Chico Fellini presents “Hang on to Yourself” – A Night of Bowie
9 p.m. Jan 12 at The Burl, 375 Thompson Rd. $10. www.theburlky.com.
January can be a pretty heady month for David Bowie fans. Witness, for example, what happened in 2016.
On January 8, the vanguard British artist turned 69. The same day, he issued his 25th and final studio album, “Blackstar.” Two days later, he died of complications from liver cancer.
Picking up on what now stands as a dual anniversary of celebration and sadness is the Lexington pop/rock troupe Chico Fellini. The band will perform an entire evening’s worth of Bowie compositions on Jan. 12 at The Burl with the local new generation power trio Johnny Conqueroo opening.
Here is the intriguing part, though. As popular and visible as Chico Fellini was in Lexington clubs a decade ago for its own music, the quartet — vocalist Chris Dennison, guitarist Duane Lundy, bassist/keyboardist Emily Hagihara and drummer Brandon Judd — has largely been out of commission for the past two years. That makes Chico Fellini’s Burl show as much a reunion as a tribute to a rock and pop culture colossus.
Lundy said the members’ myriad outside projects, led by production work at his own local Shangri-La Productions, put Chico Fellini on indefinite hold following a 2016 performance at Crave Lexington and a subsequent show for The Burl’s grand opening.
“When you do music or any sort of collaboration that ends up dealing closely with your friends, things can tend to slip into a sort of limbo where most relationships don’t always do very well. The band stopped playing when my production schedule just got really, really busy. We needed to make some decisions. At that point, it was a little bit of a healthier route to put everything on pause. We’re all still really close friends, so every once in a while the idea to do something special comes up.”
Fast forward to a conversation Lundy had with mainstay Lexington drummer Robby Cosenza, who will be one of several guests augmenting the core Chico Fellini lineup this weekend. The two recalled a similar Bowie tribute the band staged in 2009 as Chico Fellini’s artful and inventive self-titled debut album was being readied for release.
“We were just chatting and I said. ‘That Bowie show was so much fun. I would love to hear Chris sing those songs again.’ That’s really all that it amounted to. Bowie’s birthday and the anniversary of his passing are real close together in January, so it seemed like a good thing to do. The Bowie thing was always a natural fit for Chris.

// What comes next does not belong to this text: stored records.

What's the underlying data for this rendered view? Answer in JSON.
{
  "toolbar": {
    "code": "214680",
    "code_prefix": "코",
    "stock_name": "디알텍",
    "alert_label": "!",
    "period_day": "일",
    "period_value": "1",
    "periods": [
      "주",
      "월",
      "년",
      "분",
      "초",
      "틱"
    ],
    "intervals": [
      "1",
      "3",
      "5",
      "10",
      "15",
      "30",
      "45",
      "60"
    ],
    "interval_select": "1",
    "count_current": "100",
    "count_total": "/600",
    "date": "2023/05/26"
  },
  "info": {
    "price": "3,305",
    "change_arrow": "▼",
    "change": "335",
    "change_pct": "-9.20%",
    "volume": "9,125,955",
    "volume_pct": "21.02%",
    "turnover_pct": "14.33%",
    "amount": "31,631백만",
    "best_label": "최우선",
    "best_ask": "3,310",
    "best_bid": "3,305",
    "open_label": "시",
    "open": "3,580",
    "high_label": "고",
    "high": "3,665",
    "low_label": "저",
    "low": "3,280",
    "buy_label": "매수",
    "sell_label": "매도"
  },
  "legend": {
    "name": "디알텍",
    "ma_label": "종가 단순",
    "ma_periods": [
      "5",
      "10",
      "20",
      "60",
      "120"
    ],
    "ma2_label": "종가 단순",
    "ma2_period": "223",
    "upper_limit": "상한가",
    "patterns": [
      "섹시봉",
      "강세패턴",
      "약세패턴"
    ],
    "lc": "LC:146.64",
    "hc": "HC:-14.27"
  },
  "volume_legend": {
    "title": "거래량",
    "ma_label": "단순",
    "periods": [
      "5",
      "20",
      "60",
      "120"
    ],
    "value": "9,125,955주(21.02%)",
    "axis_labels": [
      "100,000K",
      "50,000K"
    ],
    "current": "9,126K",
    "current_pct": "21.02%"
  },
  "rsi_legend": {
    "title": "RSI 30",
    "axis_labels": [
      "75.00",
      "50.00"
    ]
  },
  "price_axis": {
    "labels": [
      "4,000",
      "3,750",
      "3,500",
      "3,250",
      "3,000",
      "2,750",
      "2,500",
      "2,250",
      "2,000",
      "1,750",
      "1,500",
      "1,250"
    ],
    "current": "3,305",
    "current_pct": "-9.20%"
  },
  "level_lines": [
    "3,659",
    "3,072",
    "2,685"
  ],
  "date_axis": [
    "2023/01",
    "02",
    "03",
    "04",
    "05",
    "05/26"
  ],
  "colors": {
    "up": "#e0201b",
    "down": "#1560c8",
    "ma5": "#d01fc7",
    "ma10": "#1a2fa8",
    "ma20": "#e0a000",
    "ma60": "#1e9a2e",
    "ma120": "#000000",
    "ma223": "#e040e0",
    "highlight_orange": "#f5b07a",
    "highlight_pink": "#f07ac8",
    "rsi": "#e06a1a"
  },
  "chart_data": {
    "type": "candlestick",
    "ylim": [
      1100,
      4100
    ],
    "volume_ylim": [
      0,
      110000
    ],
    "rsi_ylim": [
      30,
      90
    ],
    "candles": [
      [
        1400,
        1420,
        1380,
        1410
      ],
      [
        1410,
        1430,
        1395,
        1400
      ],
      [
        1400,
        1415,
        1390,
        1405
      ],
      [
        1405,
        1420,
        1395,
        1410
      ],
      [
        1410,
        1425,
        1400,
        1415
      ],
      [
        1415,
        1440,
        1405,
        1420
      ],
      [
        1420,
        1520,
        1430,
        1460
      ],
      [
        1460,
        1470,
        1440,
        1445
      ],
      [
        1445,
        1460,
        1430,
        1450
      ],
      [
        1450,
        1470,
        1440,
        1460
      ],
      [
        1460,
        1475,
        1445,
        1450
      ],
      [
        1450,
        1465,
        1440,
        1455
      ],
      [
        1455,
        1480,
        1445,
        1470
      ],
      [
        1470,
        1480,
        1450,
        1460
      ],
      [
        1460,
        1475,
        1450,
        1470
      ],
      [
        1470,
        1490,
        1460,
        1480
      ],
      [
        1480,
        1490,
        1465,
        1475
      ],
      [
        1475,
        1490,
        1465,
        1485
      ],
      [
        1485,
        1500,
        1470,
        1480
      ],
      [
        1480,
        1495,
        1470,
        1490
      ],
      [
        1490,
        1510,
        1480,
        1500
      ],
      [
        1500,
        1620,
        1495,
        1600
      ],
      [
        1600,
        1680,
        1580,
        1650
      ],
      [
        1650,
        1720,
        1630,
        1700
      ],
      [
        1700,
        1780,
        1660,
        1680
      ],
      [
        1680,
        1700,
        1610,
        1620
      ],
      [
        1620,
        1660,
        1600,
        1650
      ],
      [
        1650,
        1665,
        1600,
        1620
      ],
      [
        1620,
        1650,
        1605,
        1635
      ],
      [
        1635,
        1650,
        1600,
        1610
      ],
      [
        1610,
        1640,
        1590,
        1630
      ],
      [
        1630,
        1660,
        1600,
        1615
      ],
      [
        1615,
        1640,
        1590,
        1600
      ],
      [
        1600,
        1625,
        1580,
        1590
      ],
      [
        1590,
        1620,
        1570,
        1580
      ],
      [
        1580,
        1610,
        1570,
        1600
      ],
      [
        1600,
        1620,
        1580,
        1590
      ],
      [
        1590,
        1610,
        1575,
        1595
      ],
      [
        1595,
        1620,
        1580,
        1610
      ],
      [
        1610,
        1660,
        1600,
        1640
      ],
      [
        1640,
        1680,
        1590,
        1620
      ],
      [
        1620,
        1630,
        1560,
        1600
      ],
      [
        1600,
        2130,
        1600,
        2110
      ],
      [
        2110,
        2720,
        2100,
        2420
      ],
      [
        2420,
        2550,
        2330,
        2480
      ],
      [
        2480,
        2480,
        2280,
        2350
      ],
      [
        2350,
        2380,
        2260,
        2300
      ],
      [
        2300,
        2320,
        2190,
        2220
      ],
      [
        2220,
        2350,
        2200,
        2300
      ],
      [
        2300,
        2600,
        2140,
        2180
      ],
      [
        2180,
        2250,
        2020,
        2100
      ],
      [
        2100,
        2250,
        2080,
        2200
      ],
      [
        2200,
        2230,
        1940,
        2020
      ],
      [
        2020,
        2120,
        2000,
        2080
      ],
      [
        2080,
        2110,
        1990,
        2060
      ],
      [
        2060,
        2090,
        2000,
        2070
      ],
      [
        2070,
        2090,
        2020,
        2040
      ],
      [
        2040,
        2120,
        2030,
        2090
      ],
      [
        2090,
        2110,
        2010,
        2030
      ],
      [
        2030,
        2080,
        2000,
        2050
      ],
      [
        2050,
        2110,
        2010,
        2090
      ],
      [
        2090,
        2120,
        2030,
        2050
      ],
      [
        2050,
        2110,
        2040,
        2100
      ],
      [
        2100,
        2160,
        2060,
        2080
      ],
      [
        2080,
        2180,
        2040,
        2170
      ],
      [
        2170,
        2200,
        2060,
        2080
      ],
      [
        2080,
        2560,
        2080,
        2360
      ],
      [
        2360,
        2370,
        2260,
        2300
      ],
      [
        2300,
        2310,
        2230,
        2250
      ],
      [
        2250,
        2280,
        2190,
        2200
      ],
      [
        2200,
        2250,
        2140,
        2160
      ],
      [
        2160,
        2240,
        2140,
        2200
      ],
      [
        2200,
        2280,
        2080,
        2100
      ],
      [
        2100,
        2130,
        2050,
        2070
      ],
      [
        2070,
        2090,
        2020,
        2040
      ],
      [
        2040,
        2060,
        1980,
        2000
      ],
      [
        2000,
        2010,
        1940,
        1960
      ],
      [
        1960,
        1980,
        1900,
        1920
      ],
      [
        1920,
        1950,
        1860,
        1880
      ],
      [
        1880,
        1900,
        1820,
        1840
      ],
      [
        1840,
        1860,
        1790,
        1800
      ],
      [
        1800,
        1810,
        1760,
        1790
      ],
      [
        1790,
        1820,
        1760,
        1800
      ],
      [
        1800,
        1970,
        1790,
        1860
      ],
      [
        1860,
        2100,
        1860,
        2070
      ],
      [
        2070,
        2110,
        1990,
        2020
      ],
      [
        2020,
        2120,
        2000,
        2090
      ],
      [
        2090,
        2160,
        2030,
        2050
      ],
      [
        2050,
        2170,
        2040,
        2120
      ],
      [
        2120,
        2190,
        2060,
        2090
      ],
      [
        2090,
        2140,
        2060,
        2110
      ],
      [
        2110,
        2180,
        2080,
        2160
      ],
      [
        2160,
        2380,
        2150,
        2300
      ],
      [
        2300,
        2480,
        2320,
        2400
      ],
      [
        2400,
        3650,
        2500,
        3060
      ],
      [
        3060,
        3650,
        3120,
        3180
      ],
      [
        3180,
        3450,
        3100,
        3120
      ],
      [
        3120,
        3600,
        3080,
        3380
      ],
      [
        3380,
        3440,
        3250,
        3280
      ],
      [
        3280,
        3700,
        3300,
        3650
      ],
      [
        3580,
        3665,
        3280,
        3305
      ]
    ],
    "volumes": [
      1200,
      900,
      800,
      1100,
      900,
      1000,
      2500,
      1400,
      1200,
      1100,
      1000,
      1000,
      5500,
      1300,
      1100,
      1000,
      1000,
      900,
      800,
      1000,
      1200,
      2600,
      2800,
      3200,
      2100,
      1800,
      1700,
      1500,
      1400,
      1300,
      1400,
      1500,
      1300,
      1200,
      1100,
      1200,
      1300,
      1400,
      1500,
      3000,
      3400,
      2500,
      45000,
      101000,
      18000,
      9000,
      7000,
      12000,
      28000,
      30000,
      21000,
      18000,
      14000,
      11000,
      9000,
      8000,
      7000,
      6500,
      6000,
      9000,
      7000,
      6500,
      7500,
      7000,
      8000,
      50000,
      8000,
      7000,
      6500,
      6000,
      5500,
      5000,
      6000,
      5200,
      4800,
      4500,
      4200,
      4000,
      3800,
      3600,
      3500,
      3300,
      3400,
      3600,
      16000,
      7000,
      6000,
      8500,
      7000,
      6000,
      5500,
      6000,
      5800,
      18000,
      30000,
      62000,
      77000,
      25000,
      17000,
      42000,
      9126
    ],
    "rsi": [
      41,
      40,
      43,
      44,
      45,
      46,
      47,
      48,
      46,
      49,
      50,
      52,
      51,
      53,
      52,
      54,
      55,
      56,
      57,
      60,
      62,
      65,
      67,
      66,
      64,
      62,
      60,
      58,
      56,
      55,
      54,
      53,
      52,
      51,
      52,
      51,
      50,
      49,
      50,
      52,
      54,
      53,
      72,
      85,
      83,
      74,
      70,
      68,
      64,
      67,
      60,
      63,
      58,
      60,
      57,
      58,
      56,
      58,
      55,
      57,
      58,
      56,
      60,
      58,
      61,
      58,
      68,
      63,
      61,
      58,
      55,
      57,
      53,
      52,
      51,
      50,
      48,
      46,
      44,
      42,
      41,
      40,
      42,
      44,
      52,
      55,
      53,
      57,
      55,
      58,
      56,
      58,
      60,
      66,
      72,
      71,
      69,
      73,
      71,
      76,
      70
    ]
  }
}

But, really, who doesn’t want to play David Bowie tunes?”
While Bowie’s career spanned over 50 years, Chico Fellini will focus primarily on music he fashioned during an especially creative, prolific and commercially visible period during the ‘70s and early ‘80s. During those years, Bowie switched stage personas as regularly as he juggled musical styles with songs that shifted from glam rock to Philly-style soul to ambient European expression to Nile Rodgers-produced pop.
“First off, playing Bowie tunes gives me an excuse to play guitar because I love Mick Ronson (the guitarist on Bowie’s landmark albums from the early ’70s). Nobody explored music in different ways more successfully than Bowie did within the rock format. (Led) Zeppelin was a huge thing for me, but they did what they did. So did the (Rolling) Stones, and so on. But Bowie was able to wear so many different hats. Going out to play those songs is sort of a selfish thing for me, really. But I also get to hang out with my old bandmates.”
In addition to Cosenza, who will add percussion to the Bowie tribute, Chico Fellini will enlist guitarist Marty Charters (from Joslyn and the Sweet Compression), vocalist John Ferguson (Big Fresh), keyboardist Lee Carroll (C the Beat, among many other projects) and vocalist Erin O’Donnell Reynolds (Oh My Me) as guest performers this weekend.
“It a pretty wild little crew,” Lundy said.
A footnote to Chico Fellini’s tribute show: 2018 turned out to be a banner year for Bowie concert recordings with the release of four archival, double CD sets.
The “newest,” issued at the end of November, is “Glastonbury 2000,” a sublime sounding chronicle of Bowie’s headlining set at England’s famed Glastonbury Festival. A career retrospective of hits and comparative obscurities cut with what would largely serve as his final touring band, the set relishes in the guitar-driven groove of 1976’s “Stay,” the lounge/soul mash-up within 1983’s “Let’s Dance” and 1997’s techno-turned-power chord rocker “Little Wonder.”
Distinguished by an obvious sense of vocal glee, “Glastonbury 2000” is an exquisite living snapshot of the chameleonic Bowie as his performance career headed for home.